[[ Data for this task open ]]
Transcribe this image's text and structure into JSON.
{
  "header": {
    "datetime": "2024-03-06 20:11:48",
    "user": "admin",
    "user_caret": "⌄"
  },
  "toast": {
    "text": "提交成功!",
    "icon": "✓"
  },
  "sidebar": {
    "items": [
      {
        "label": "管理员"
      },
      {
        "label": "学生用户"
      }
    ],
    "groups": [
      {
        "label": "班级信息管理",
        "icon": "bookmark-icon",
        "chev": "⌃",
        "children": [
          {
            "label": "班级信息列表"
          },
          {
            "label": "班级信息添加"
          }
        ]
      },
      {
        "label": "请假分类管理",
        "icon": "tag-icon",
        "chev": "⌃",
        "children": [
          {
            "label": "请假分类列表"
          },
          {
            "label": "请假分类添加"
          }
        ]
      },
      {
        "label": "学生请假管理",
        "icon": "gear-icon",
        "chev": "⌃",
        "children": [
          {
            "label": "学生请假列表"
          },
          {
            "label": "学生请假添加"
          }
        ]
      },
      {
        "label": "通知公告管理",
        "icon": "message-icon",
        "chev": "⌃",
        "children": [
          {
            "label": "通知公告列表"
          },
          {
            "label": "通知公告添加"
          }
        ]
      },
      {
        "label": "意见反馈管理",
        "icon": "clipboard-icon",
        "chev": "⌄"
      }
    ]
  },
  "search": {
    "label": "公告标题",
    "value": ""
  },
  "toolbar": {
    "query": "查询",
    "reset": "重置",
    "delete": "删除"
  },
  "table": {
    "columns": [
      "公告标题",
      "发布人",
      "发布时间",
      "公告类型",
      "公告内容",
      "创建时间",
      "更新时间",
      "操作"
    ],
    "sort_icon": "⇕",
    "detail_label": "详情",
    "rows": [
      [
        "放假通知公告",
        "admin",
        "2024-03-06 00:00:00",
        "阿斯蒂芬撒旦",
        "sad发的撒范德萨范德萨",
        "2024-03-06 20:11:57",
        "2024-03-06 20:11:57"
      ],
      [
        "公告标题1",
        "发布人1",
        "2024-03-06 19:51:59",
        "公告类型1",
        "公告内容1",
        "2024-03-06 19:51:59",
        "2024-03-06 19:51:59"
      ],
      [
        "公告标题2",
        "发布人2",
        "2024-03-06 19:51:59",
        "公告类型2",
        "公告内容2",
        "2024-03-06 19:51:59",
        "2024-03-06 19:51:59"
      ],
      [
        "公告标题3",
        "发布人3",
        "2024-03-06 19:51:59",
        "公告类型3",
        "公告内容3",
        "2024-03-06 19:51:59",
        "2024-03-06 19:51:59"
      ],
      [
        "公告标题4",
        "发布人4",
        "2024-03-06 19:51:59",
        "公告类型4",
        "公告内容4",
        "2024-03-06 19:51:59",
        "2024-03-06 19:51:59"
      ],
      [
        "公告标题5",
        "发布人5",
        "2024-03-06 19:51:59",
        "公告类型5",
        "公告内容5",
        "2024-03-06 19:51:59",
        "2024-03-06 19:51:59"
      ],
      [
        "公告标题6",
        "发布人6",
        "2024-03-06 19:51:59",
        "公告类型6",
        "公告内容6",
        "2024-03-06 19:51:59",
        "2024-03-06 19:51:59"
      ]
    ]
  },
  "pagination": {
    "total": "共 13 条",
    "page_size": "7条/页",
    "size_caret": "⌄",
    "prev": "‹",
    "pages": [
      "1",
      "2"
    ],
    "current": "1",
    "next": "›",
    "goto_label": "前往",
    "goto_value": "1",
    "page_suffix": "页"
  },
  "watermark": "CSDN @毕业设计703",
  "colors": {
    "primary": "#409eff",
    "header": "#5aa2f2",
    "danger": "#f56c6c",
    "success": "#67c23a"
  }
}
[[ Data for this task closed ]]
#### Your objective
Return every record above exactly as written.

#### Finished exercise
Transcribe this image's text and structure into JSON.
{
  "header": {
    "datetime": "2024-03-06 20:11:48",
    "user": "admin",
    "user_caret": "⌄"
  },
  "toast": {
    "text": "提交成功!",
    "icon": "✓"
  },
  "sidebar": {
    "items": [
      {
        "label": "管理员"
      },
      {
        "label": "学生用户"
      }
    ],
    "groups": [
      {
        "label": "班级信息管理",
        "icon": "bookmark-icon",
        "chev": "⌃",
        "children": [
          {
            "label": "班级信息列表"
          },
          {
            "label": "班级信息添加"
          }
        ]
      },
      {
        "label": "请假分类管理",
        "icon": "tag-icon",
        "chev": "⌃",
        "children": [
          {
            "label": "请假分类列表"
          },
          {
            "label": "请假分类添加"
          }
        ]
      },
      {
        "label": "学生请假管理",
        "icon": "gear-icon",
        "chev": "⌃",
        "children": [
          {
            "label": "学生请假列表"
          },
          {
            "label": "学生请假添加"
          }
        ]
      },
      {
        "label": "通知公告管理",
        "icon": "message-icon",
        "chev": "⌃",
        "children": [
          {
            "label": "通知公告列表"
          },
          {
            "label": "通知公告添加"
          }
        ]
      },
      {
        "label": "意见反馈管理",
        "icon": "clipboard-icon",
        "chev": "⌄"
      }
    ]
  },
  "search": {
    "label": "公告标题",
    "value": ""
  },
  "toolbar": {
    "query": "查询",
    "reset": "重置",
    "delete": "删除"
  },
  "table": {
    "columns": [
      "公告标题",
      "发布人",
      "发布时间",
      "公告类型",
      "公告内容",
      "创建时间",
      "更新时间",
      "操作"
    ],
    "sort_icon": "⇕",
    "detail_label": "详情",
    "rows": [
      [
        "放假通知公告",
        "admin",
        "2024-03-06 00:00:00",
        "阿斯蒂芬撒旦",
        "sad发的撒范德萨范德萨",
        "2024-03-06 20:11:57",
        "2024-03-06 20:11:57"
      ],
      [
        "公告标题1",
        "发布人1",
        "2024-03-06 19:51:59",
        "公告类型1",
        "公告内容1",
        "2024-03-06 19:51:59",
        "2024-03-06 19:51:59"
      ],
      [
        "公告标题2",
        "发布人2",
        "2024-03-06 19:51:59",
        "公告类型2",
        "公告内容2",
        "2024-03-06 19:51:59",
        "2024-03-06 19:51:59"
      ],
      [
        "公告标题3",
        "发布人3",
        "2024-03-06 19:51:59",
        "公告类型3",
        "公告内容3",
        "2024-03-06 19:51:59",
        "2024-03-06 19:51:59"
      ],
      [
        "公告标题4",
        "发布人4",
        "2024-03-06 19:51:59",
        "公告类型4",
        "公告内容4",
        "2024-03-06 19:51:59",
        "2024-03-06 19:51:59"
      ],
      [
        "公告标题5",
        "发布人5",
        "2024-03-06 19:51:59",
        "公告类型5",
        "公告内容5",
        "2024-03-06 19:51:59",
        "2024-03-06 19:51:59"
      ],
      [
        "公告标题6",
        "发布人6",
        "2024-03-06 19:51:59",
        "公告类型6",
        "公告内容6",
        "2024-03-06 19:51:59",
        "2024-03-06 19:51:59"
      ]
    ]
  },
  "pagination": {
    "total": "共 13 条",
    "page_size": "7条/页",
    "size_caret": "⌄",
    "prev": "‹",
    "pages": [
      "1",
      "2"
    ],
    "current": "1",
    "next": "›",
    "goto_label": "前往",
    "goto_value": "1",
    "page_suffix": "页"
  },
  "watermark": "CSDN @毕业设计703",
  "colors": {
    "primary": "#409eff",
    "header": "#5aa2f2",
    "danger": "#f56c6c",
    "success": "#67c23a"
  }
}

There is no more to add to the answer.